Senator Elizabeth Warren (D., Mass.) was confronted on the campaign trail earlier this week by a man who was angry about her plan to forgive all U.S. student debt because he feels it punishes people like himself who had saved up to pay for their child’s education so as not to burden them with loans.
“My daughter is in school, I saved all my money just to pay student loans. Can I have my money back?” the man asked Warren at a campaign event.
“Of course not,” Warren responded.
“So you’re going to pay the people who didn’t save [their] money, and those of us who did the right thing get screwed?” the man said.
A Father confronts @SenWarren
Father : My daughter is in school, I saved all my money just to pay student loans Can I have my money back?
Warren: of course not
Father: so you want to help those who don't save any money and the ones that do the right thing get screwed? pic.twitter.com/EY8M57tj9F
— JiveBunny (@JiveBunnyMuzik) January 21, 2020
Warren and fellow progressive Senator Bernie Sanders (D., Va.) have both pledged to forgive broad swaths of college student debt. Warren’s plan proposes to forgive up to $50,000 in debt for those making less than $100,000 a year, affecting around 42 million people, while Sanders would cancel all student debt in the country, affecting 45 million people.
“Student loan debt…is crushing an entire generation and holding back our economy,” Warren wrote on Twitter on January 17. “That’s why I will act on day one of my presidency to start canceling student debt and getting relief to families.”

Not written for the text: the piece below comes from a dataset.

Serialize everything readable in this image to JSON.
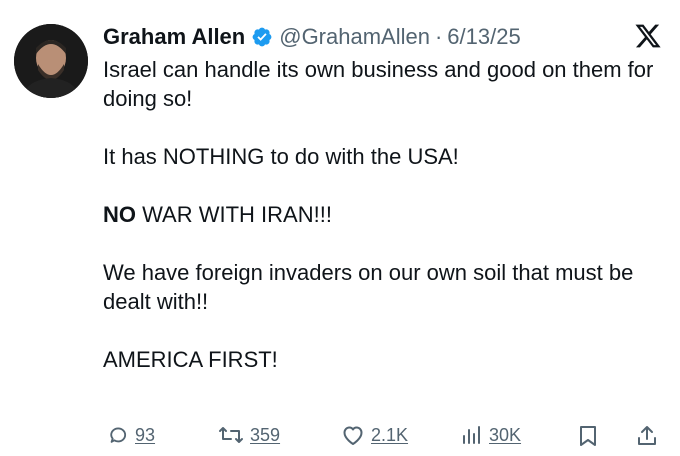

Warren’s campaign has been flagging in recent weeks, with some polls showing Sanders and Joe Biden far ahead of her in the race. A January 22 CNN poll showed Sanders winning 27 percent of the Democratic primary vote nationally, while Biden grabbed 24 percent and Warren received only 14 percent.
The New York Times editorial board on Sunday split its candidate endorsement between Warren and Senator Amy Klobuchar of Minnesota.